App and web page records
-*-*-
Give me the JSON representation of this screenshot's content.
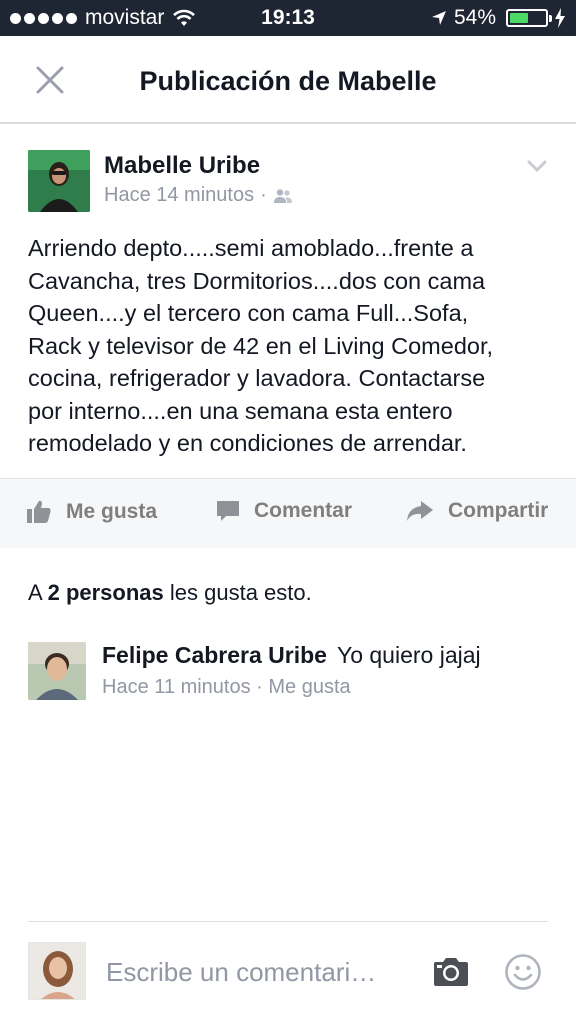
{
  "status_bar": {
    "carrier": "movistar",
    "time": "19:13",
    "battery_percent": "54%",
    "battery_level": 0.54,
    "battery_color": "#4cd964"
  },
  "header": {
    "title": "Publicación de Mabelle",
    "close_icon": "close-icon"
  },
  "post": {
    "author": "Mabelle Uribe",
    "timestamp": "Hace 14 minutos",
    "separator": "·",
    "audience_icon": "friends-icon",
    "body": "Arriendo depto.....semi amoblado...frente a\nCavancha, tres Dormitorios....dos con cama\nQueen....y el tercero con cama Full...Sofa,\nRack y televisor de 42 en el Living Comedor,\ncocina, refrigerador y lavadora.  Contactarse\npor interno....en una semana esta entero\nremodelado y en condiciones de arrendar."
  },
  "actions": {
    "like": "Me gusta",
    "comment": "Comentar",
    "share": "Compartir"
  },
  "likes": {
    "prefix": "A",
    "count_text": "2 personas",
    "suffix": "les gusta esto."
  },
  "comments": [
    {
      "author": "Felipe Cabrera Uribe",
      "text": "Yo quiero jajaj",
      "timestamp": "Hace 11 minutos",
      "separator": "·",
      "like_label": "Me gusta"
    }
  ],
  "composer": {
    "placeholder": "Escribe un comentari…",
    "camera_icon": "camera-icon",
    "emoji_icon": "emoji-icon"
  },
  "colors": {
    "status_bar_bg": "#1e2533",
    "action_bar_bg": "#f6f7f8",
    "meta_text": "#9197a3",
    "action_text": "#7f7f7f"
  }
}
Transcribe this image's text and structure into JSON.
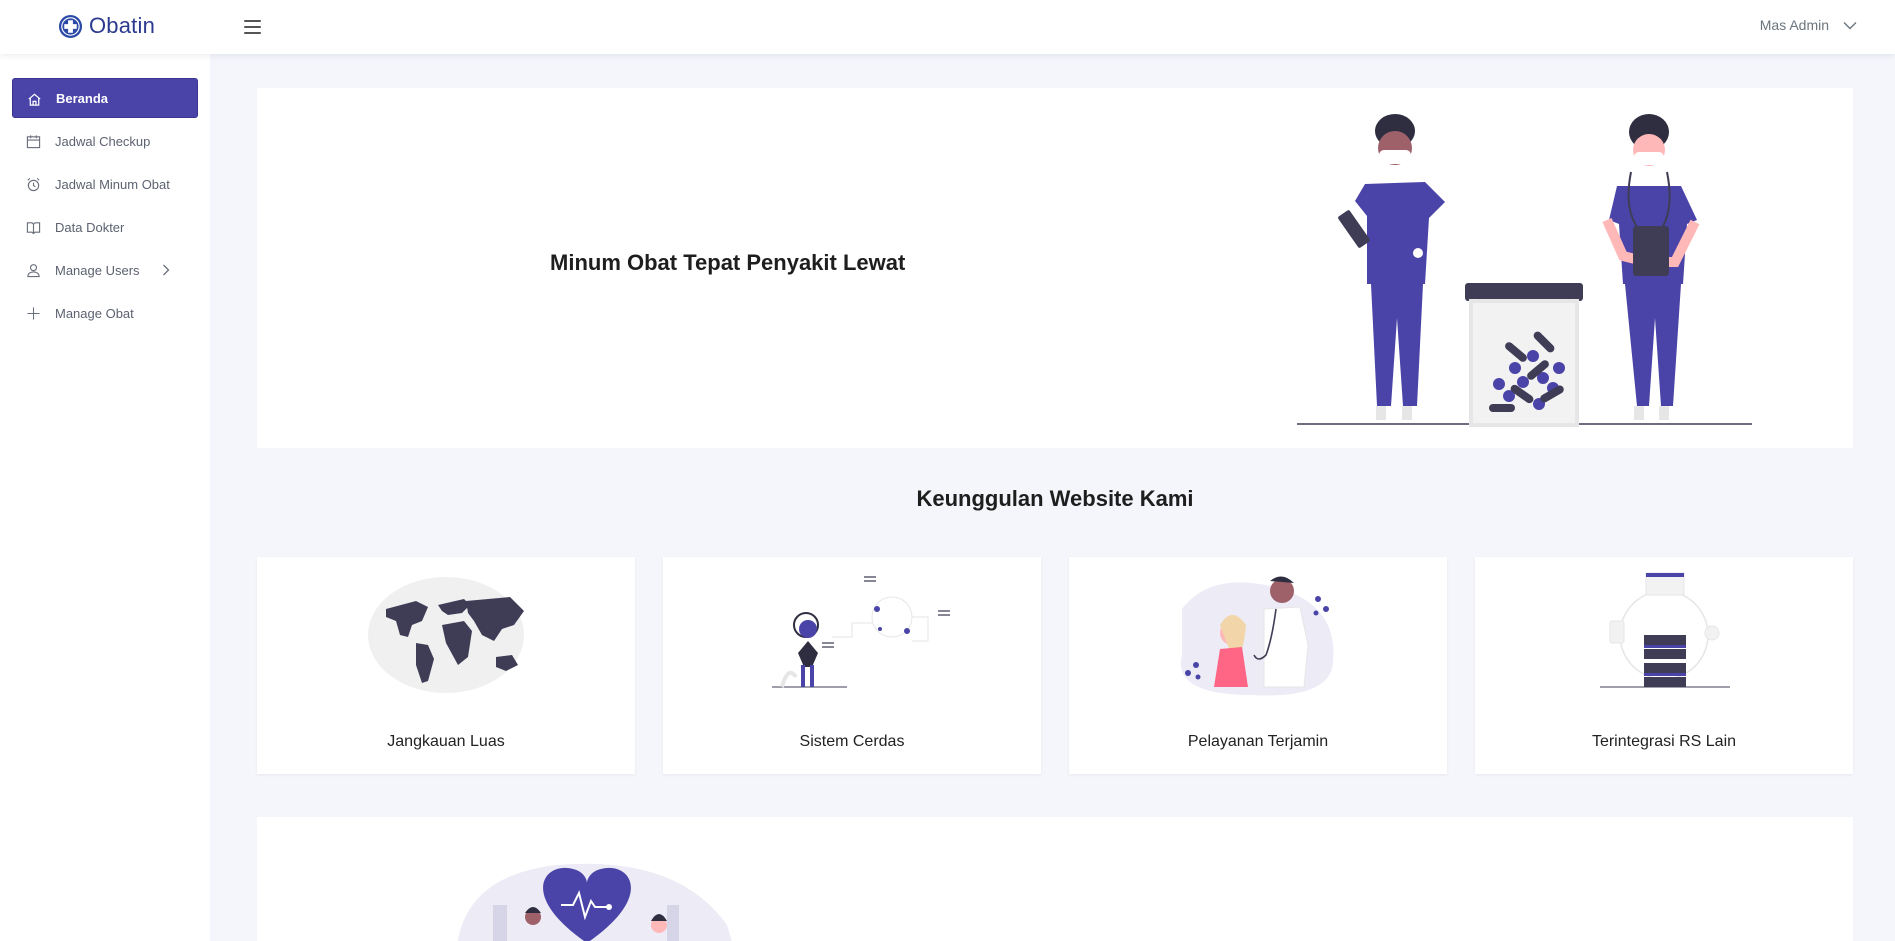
{
  "app": {
    "name": "Obatin"
  },
  "user": {
    "name": "Mas Admin"
  },
  "sidebar": {
    "items": [
      {
        "label": "Beranda",
        "icon": "home-icon",
        "active": true
      },
      {
        "label": "Jadwal Checkup",
        "icon": "calendar-icon",
        "active": false
      },
      {
        "label": "Jadwal Minum Obat",
        "icon": "alarm-clock-icon",
        "active": false
      },
      {
        "label": "Data Dokter",
        "icon": "book-icon",
        "active": false
      },
      {
        "label": "Manage Users",
        "icon": "user-icon",
        "active": false,
        "has_submenu": true
      },
      {
        "label": "Manage Obat",
        "icon": "plus-icon",
        "active": false
      }
    ]
  },
  "hero": {
    "title": "Minum Obat Tepat Penyakit Lewat",
    "illustration": "doctors-with-pill-jar-illustration"
  },
  "features": {
    "title": "Keunggulan Website Kami",
    "cards": [
      {
        "label": "Jangkauan Luas",
        "illustration": "world-map-illustration"
      },
      {
        "label": "Sistem Cerdas",
        "illustration": "smart-system-illustration"
      },
      {
        "label": "Pelayanan Terjamin",
        "illustration": "doctor-patient-illustration"
      },
      {
        "label": "Terintegrasi RS Lain",
        "illustration": "server-network-illustration"
      }
    ]
  },
  "colors": {
    "primary": "#4b44a8",
    "brand": "#2b3a8f",
    "background": "#f4f6fb",
    "dark": "#3f3d56"
  }
}
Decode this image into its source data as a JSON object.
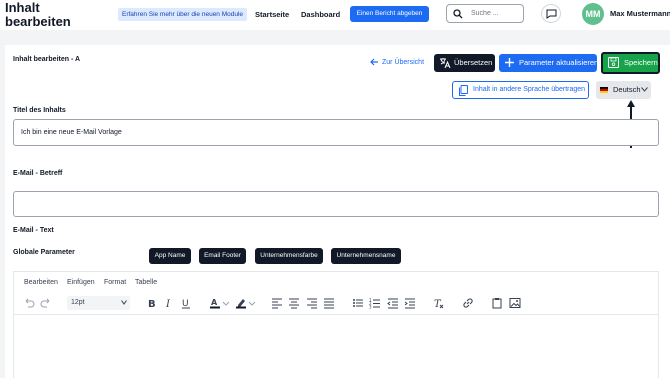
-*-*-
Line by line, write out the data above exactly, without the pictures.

Give me the JSON representation of this screenshot's content.
{
  "status_bar": {
    "carrier": "movistar",
    "time": "19:13",
    "battery_percent": "54%",
    "battery_level": 0.54,
    "battery_color": "#4cd964"
  },
  "header": {
    "title": "Publicación de Mabelle",
    "close_icon": "close-icon"
  },
  "post": {
    "author": "Mabelle Uribe",
    "timestamp": "Hace 14 minutos",
    "separator": "·",
    "audience_icon": "friends-icon",
    "body": "Arriendo depto.....semi amoblado...frente a\nCavancha, tres Dormitorios....dos con cama\nQueen....y el tercero con cama Full...Sofa,\nRack y televisor de 42 en el Living Comedor,\ncocina, refrigerador y lavadora.  Contactarse\npor interno....en una semana esta entero\nremodelado y en condiciones de arrendar."
  },
  "actions": {
    "like": "Me gusta",
    "comment": "Comentar",
    "share": "Compartir"
  },
  "likes": {
    "prefix": "A",
    "count_text": "2 personas",
    "suffix": "les gusta esto."
  },
  "comments": [
    {
      "author": "Felipe Cabrera Uribe",
      "text": "Yo quiero jajaj",
      "timestamp": "Hace 11 minutos",
      "separator": "·",
      "like_label": "Me gusta"
    }
  ],
  "composer": {
    "placeholder": "Escribe un comentari…",
    "camera_icon": "camera-icon",
    "emoji_icon": "emoji-icon"
  },
  "colors": {
    "status_bar_bg": "#1e2533",
    "action_bar_bg": "#f6f7f8",
    "meta_text": "#9197a3",
    "action_text": "#7f7f7f"
  }
}
Transcribe this image's text and structure into JSON.
{
  "app": {
    "name": "Obatin"
  },
  "user": {
    "name": "Mas Admin"
  },
  "sidebar": {
    "items": [
      {
        "label": "Beranda",
        "icon": "home-icon",
        "active": true
      },
      {
        "label": "Jadwal Checkup",
        "icon": "calendar-icon",
        "active": false
      },
      {
        "label": "Jadwal Minum Obat",
        "icon": "alarm-clock-icon",
        "active": false
      },
      {
        "label": "Data Dokter",
        "icon": "book-icon",
        "active": false
      },
      {
        "label": "Manage Users",
        "icon": "user-icon",
        "active": false,
        "has_submenu": true
      },
      {
        "label": "Manage Obat",
        "icon": "plus-icon",
        "active": false
      }
    ]
  },
  "hero": {
    "title": "Minum Obat Tepat Penyakit Lewat",
    "illustration": "doctors-with-pill-jar-illustration"
  },
  "features": {
    "title": "Keunggulan Website Kami",
    "cards": [
      {
        "label": "Jangkauan Luas",
        "illustration": "world-map-illustration"
      },
      {
        "label": "Sistem Cerdas",
        "illustration": "smart-system-illustration"
      },
      {
        "label": "Pelayanan Terjamin",
        "illustration": "doctor-patient-illustration"
      },
      {
        "label": "Terintegrasi RS Lain",
        "illustration": "server-network-illustration"
      }
    ]
  },
  "colors": {
    "primary": "#4b44a8",
    "brand": "#2b3a8f",
    "background": "#f4f6fb",
    "dark": "#3f3d56"
  }
}
Decode this image into its source data as a JSON object.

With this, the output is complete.